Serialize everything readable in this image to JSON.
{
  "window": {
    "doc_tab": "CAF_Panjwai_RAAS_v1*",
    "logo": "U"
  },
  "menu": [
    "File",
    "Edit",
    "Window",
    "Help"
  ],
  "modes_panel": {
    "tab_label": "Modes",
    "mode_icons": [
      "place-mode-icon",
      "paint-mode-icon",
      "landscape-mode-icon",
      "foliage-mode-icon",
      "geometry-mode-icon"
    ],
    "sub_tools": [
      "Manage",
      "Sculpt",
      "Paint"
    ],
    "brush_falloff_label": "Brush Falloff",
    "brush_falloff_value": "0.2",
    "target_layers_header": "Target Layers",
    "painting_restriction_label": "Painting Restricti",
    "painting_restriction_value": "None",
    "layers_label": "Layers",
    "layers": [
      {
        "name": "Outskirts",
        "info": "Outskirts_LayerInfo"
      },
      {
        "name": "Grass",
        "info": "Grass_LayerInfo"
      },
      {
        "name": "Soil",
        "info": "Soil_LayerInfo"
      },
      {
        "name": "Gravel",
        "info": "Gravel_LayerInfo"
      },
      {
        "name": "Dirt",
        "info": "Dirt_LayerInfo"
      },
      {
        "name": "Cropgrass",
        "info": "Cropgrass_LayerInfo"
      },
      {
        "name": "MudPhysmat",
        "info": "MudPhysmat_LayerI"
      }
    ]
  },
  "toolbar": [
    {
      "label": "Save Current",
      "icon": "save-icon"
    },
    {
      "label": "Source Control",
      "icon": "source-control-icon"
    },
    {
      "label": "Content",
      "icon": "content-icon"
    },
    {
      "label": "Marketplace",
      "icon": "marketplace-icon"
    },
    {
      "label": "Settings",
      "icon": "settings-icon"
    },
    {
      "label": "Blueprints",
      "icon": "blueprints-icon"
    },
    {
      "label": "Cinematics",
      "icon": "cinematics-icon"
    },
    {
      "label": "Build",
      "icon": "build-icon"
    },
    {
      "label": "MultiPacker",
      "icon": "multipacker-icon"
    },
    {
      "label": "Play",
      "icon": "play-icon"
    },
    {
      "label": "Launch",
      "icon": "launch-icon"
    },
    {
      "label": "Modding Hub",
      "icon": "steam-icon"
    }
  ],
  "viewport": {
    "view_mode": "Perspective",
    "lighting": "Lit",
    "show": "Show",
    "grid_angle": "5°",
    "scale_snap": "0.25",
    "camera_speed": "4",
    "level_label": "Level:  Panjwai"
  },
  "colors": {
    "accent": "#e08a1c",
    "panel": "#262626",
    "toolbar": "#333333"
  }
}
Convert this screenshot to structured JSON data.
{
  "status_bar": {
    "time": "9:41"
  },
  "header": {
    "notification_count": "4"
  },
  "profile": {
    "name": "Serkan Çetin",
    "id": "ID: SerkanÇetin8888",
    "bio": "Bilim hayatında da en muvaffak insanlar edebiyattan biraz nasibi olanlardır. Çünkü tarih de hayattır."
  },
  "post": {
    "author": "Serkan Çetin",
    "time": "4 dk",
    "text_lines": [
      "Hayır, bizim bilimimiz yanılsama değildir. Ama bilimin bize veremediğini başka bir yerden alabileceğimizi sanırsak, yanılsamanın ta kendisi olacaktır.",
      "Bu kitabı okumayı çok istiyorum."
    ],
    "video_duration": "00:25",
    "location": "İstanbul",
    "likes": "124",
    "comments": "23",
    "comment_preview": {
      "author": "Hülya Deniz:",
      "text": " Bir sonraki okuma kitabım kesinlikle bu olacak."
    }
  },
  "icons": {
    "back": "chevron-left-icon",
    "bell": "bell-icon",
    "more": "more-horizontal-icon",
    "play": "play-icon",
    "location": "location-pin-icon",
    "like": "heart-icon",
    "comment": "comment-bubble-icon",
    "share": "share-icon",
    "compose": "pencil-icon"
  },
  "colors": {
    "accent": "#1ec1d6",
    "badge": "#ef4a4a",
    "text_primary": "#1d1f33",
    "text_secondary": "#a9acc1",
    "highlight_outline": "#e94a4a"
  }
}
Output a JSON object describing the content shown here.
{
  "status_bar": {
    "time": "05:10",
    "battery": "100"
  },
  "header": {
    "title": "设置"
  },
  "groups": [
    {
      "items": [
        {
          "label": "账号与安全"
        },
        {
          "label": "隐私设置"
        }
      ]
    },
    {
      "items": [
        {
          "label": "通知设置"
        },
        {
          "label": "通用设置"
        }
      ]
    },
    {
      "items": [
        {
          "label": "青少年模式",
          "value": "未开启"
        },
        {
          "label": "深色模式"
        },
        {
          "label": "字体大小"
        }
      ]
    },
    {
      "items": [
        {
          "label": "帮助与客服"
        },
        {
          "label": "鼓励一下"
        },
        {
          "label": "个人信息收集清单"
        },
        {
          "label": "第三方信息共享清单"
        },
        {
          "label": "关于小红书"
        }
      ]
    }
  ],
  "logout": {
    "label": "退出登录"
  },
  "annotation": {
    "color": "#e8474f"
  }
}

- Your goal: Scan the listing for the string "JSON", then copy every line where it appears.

- Answer below:
Serialize everything readable in this image to JSON.
Convert this screenshot to structured JSON data.
Output a JSON object describing the content shown here.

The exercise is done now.